Valentine’s Day is here, and it just so happens that it falls in February,

which is also Heart Health Month.


How well do you know your heart? It’s a worthwhile muscle to get to know. It not only keeps you alive, it works really hard in doing so. According to the Cleveland Clinic, every minute your heart pumps approximately five to six gallons of blood across a network of arteries, veins and capillaries more than 60,000 miles long. That’s long enough to go around the globe twice. To boot, the average heart beats 60 to 100 times a day according to the American Heart Association (AHA). If you do the calculations, your heart beats approximately 100,000 times and moves about 2,000 gallons of blood in adults each day. Wow, right!?

But just like a car, our hearts run into maintenance and mechanical issues, too. Heart disease is the number one killer of both men and women in the United States. According to AHA, it accounts for nearly one in every four deaths in the United States.

Sure, certain aspects of heart disease are hereditary. But, there are also many preventative measures we can take to support a healthy heart. A key measure starts right in the grocery story, by choosing healthy foods. Consider these options to make sure you’re feeding your heart for top-notch performance.

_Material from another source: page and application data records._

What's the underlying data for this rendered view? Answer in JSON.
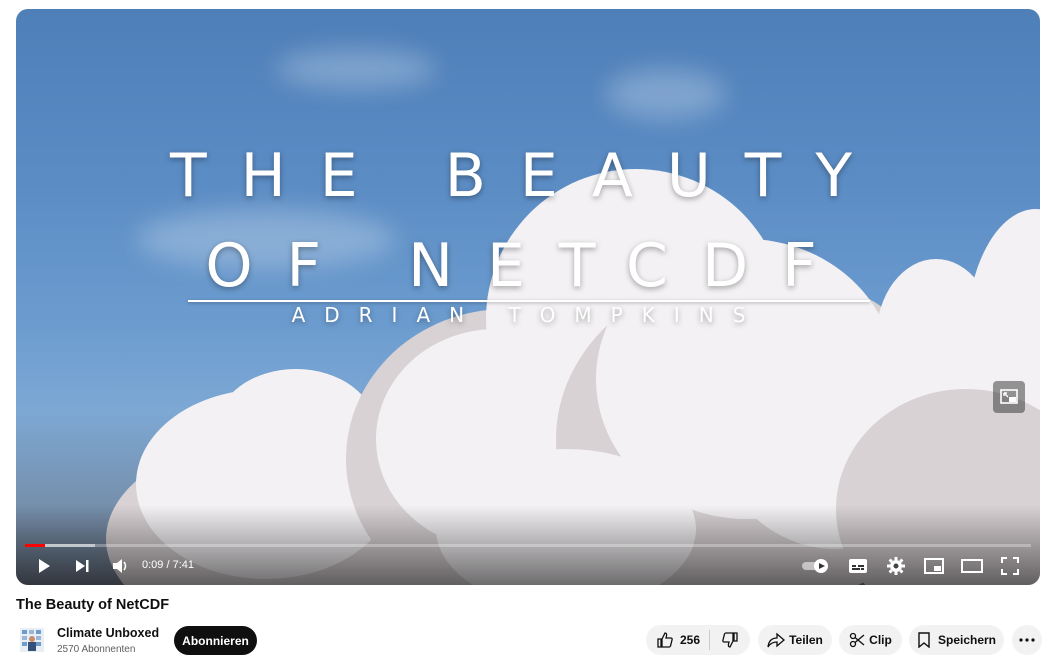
{
  "video": {
    "overlay_line1": "THE BEAUTY",
    "overlay_line2": "OF NETCDF",
    "overlay_line3": "ADRIAN TOMPKINS",
    "time_current": "0:09",
    "time_separator": " / ",
    "time_total": "7:41",
    "progress_played": 0.02,
    "progress_buffered": 0.07
  },
  "title": "The Beauty of NetCDF",
  "channel": {
    "name": "Climate Unboxed",
    "subscribers": "2570 Abonnenten",
    "subscribe_label": "Abonnieren"
  },
  "actions": {
    "like_count": "256",
    "share_label": "Teilen",
    "clip_label": "Clip",
    "save_label": "Speichern"
  },
  "icons": [
    "play-icon",
    "next-icon",
    "volume-icon",
    "autoplay-toggle-icon",
    "subtitles-icon",
    "settings-icon",
    "miniplayer-icon",
    "theater-mode-icon",
    "fullscreen-icon",
    "like-icon",
    "dislike-icon",
    "share-icon",
    "clip-icon",
    "save-icon",
    "more-icon"
  ],
  "colors": {
    "progress_played": "#ff0000",
    "subscribe_bg": "#0f0f0f",
    "pill_bg": "#f2f2f2"
  }
}
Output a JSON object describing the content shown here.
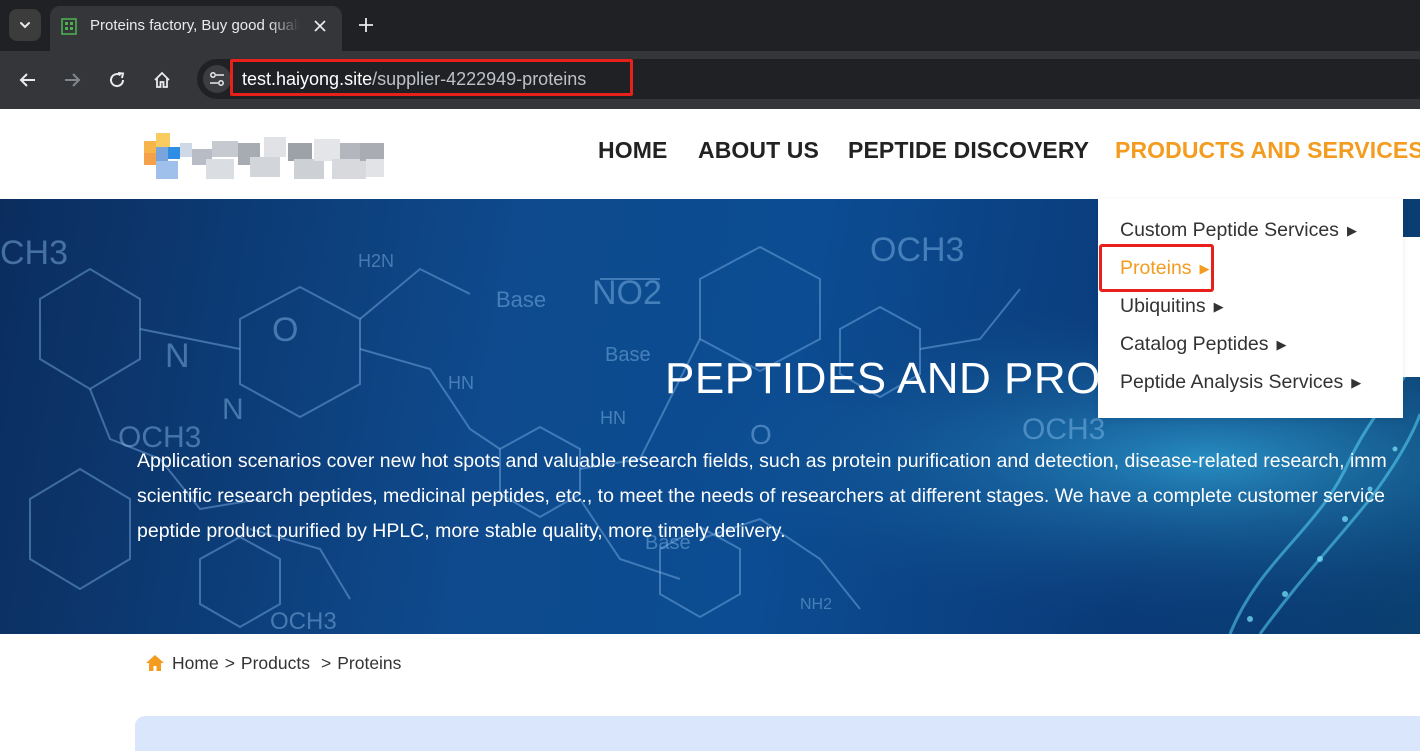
{
  "browser": {
    "tab_title": "Proteins factory, Buy good quality Proteins",
    "url_host": "test.haiyong.site",
    "url_path": "/supplier-4222949-proteins"
  },
  "nav": {
    "items": [
      "HOME",
      "ABOUT US",
      "PEPTIDE DISCOVERY",
      "PRODUCTS AND SERVICES"
    ],
    "active_color": "#f39c1f"
  },
  "dropdown": {
    "items": [
      "Custom Peptide Services",
      "Proteins",
      "Ubiquitins",
      "Catalog Peptides",
      "Peptide Analysis Services"
    ],
    "arrow": "▶",
    "active_index": 1
  },
  "hero": {
    "title": "PEPTIDES AND PRO",
    "desc_lines": [
      "Application scenarios cover new hot spots and valuable research fields, such as protein purification and detection, disease-related research, imm",
      "scientific research peptides, medicinal peptides, etc., to meet the needs of researchers at different stages. We have a complete customer service",
      "peptide product purified by HPLC, more stable quality, more timely delivery."
    ],
    "chem_labels": [
      "CH3",
      "OCH3",
      "NO2",
      "Base",
      "N",
      "O",
      "H2N",
      "OCH3",
      "Base",
      "HN",
      "N",
      "OCH3",
      "HN",
      "Base",
      "NH2",
      "OCH3",
      "O"
    ]
  },
  "breadcrumb": {
    "home": "Home",
    "sep": ">",
    "products": "Products",
    "current": "Proteins"
  },
  "colors": {
    "accent": "#f39c1f",
    "highlight_border": "#e8201c"
  }
}
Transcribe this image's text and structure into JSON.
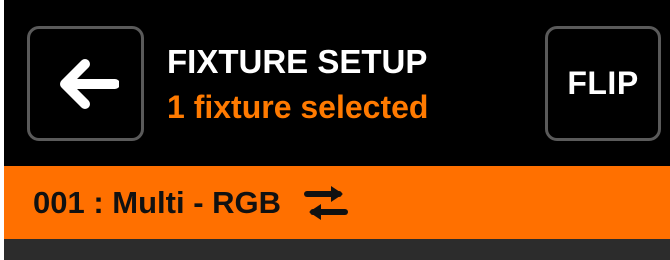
{
  "header": {
    "title": "FIXTURE SETUP",
    "subtitle": "1 fixture selected",
    "back_icon": "arrow-left-icon",
    "flip_label": "FLIP"
  },
  "fixture_bar": {
    "label": "001 : Multi - RGB",
    "swap_icon": "swap-arrows-icon"
  },
  "colors": {
    "header_bg": "#000000",
    "accent": "#ff7000",
    "subtitle": "#ff7a00",
    "button_border": "#5a5a5a",
    "bottom_strip": "#2c2c2c"
  }
}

  1. Eat more fruits and vegetables. Eating healthy is critical to keeping cholesterol and blood pressure in check. Although cholesterol levels can creep up with age, what we eat and our weight can affect our cholesterol levels. Key to managing cholesterol and heart health is eating enough fruits and vegetables on a daily basis. The Centers for Disease Control recommends that adults consume 1.5-2 cups of fruit per day and 2-3 cups of vegetables daily.
  2. Up your Antioxidants. Leafy greens, berries, citrus fruits, avocados, bell peppers, broccoli, green tea, tomatoes are all rich in antioxidants that help to fight free radicals in the body and therefore fend off pathways to illness, such as heart disease.
  3. Focus on Fiber. Consider oatmeal and other whole grains, vegetables and leafy greens, fruits, nuts and seeds (such as flax seeds). Foods high in dietary fiber have been shown to lower cholesterol levels.
  4. Pick potassium and magnesium. Your body needs both potassium and magnesium to help your heart and other muscles work properly. In particular, magnesium helps to maintain a steady heart beat and keep blood sugar in check. Potassium can help lower cholesterol and decrease the hardening of arteries. Leafy greens, potatoes and tomatoes are rich in heart-healthy potassium. Dark chocolate, nuts and seeds, and legumes offer up magnesium.
  5. Eat more fatty fish. Salmon, sardines, even lobster, fatty fish are rich in Omega-3 fatty acids, which have been shown to help lower blood pressure, reduce the risk of arrhythmias (an irregular heartbeat) as well as plaque build-up in the arteries. Experts recommend eating fatty fish at least twice a week. Foods such as walnuts and flax seeds have also been shown to contain the Omega-3 fatty acids.
  6. Get nutty. Almonds, pistachios, macadamia nuts, walnuts—nuts contain Vitamin E, which has been shown to help lower cholesterol.
  7. Choose healthy fats. Not all fats are created equally. For your heart, focus on monounsaturated fats—the good fats—found in foods such as olives, olive oil and avocados. Healthy fats are thought to help lower cholesterol, raise good HDL cholesterol and decrease blood sugar levels. You should still avoid saturated or trans fats.
  8. Watch your sodium intake. To maintain level blood pressure, be sure to watch your sodium intake.
  9. Control your blood sugar. High sugar intake can contribute to high blood pressure and high cholesterol, both contributors to heart disease. Cut back on junk food, soda and your overall sugar intake and eat more monounsaturated fats as well as legumes, both of which have been associated with helping to control blood sugar levels. Studies have shown drinking one can of soda on average a day, can increase your risk of heart attack by 20 percent.
  10. Eat more dark chocolate. Okay the caveat here is that we are talking about dark chocolate made up of at least 60-70% cocoa. So if you are a milk chocolate lover you’ll have to rethink your ways. Dark chocolate contains flavonoids, which act like antioxidants, and are thought to help fend off inflammation and help with clotting and blood pressure.


Of course, we know chocolate is on your list—dark chocolate if you truly want to reap its heart-health benefits. But what other heart-healthy foods can you serve and still keep things exciting? We have a few you may not have thought of. Surf & Turf for instance. Seriously, we are recommending lobster and filet mignon for your heart. Omega-3 fatty acids, such as those found in lobster, have been shown to help lower blood pressure, reduce the risk of arrhythmias (an irregular heartbeat) as well as plaque build-up in the arteries. If your filet mignon is organic or grass-fed then it, too, will have a higher proportion of omega-3 fatty acids than other meats. Both are great sources of protein, which supports the health of your blood. Mix your Surf & Turf with a side of veggies and our Vibrant Heart Salad and whether you’re eating with friends, family or a significant other this is a meal that will show your heart how much you love it.